With a “serious disciplined effort” to develop energy-saving technology, he claimed, “we could meet and surpass the Kyoto targets in a way that would strengthen and not weaken our economies”.
Mr Clinton, a champion of the Kyoto Protocol, the existing emissions-controls agreement opposed by the Bush administration, spoke in the final hours of a two-week UN climate conference at which Washington has come under heavy criticism for its stand.
Most delegations appeared ready to leave an unwilling US behind and open a new round of negotiations on future cutbacks in the emissions blamed for global warming.
“There’s no longer any serious doubt that climate change is real, accelerating and caused by human activities,” said Mr Clinton, whose address was interrupted repeatedly by enthusiastic applause.
Canadian officials said the US delegation was displeased with the last-minute scheduling of the Clinton speech. However US delegation chief, Paula Dobriansky, issued a statement saying events such as Clinton’s appearance “are useful opportunities to hear a wide range of views on global climate change”.

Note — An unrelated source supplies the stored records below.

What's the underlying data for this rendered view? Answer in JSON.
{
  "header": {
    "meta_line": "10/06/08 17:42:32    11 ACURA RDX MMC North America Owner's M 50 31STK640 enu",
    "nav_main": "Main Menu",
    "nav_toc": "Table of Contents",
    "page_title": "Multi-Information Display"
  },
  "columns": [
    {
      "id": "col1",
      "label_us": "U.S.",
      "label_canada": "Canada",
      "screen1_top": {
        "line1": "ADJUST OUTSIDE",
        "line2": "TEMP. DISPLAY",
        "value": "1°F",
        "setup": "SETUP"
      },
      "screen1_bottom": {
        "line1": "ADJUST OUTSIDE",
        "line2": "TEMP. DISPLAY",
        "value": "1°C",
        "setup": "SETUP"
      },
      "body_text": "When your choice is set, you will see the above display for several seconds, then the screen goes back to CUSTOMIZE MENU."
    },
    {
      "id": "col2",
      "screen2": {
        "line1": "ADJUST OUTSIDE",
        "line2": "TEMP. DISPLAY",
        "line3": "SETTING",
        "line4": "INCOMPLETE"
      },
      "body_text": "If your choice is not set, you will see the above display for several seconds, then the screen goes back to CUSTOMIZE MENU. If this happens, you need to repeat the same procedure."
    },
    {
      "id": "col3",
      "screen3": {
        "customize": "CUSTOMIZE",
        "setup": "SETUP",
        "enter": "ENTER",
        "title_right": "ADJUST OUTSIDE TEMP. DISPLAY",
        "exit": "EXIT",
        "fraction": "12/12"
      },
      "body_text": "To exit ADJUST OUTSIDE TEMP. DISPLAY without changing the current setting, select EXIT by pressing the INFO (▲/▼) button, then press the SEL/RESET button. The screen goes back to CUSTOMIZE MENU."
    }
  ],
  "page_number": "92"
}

In the real work of the conference, delegates from more than 180 countries bargained behind closed doors, making final adjustments to an agreement to negotiate additional reductions in carbon dioxide and other gases after 2012, when the Kyoto accord expires.
Efforts by the host-country, Canada, to draw the United States into the process appear to have failed. The Bush administration says it favours a voluntary approach, not global negotiations, to deal with climate issues.
“It’s such a pity the United States is still very much unwilling to join the international community, to have a multilateral effort to deal with climate change,” said Kenya’s Emily Ojoo Massawa, chair of the African group of nations at the two-week-long conference.
The Montreal meeting, attended by almost 10,000 delegates, environmentalists, business representatives and others, was the first annual UN climate conference since Kyoto took effect last February.
The protocol’s language requires its member nations to begin talks now on emissions controls after 2012, when the Kyoto regime expires.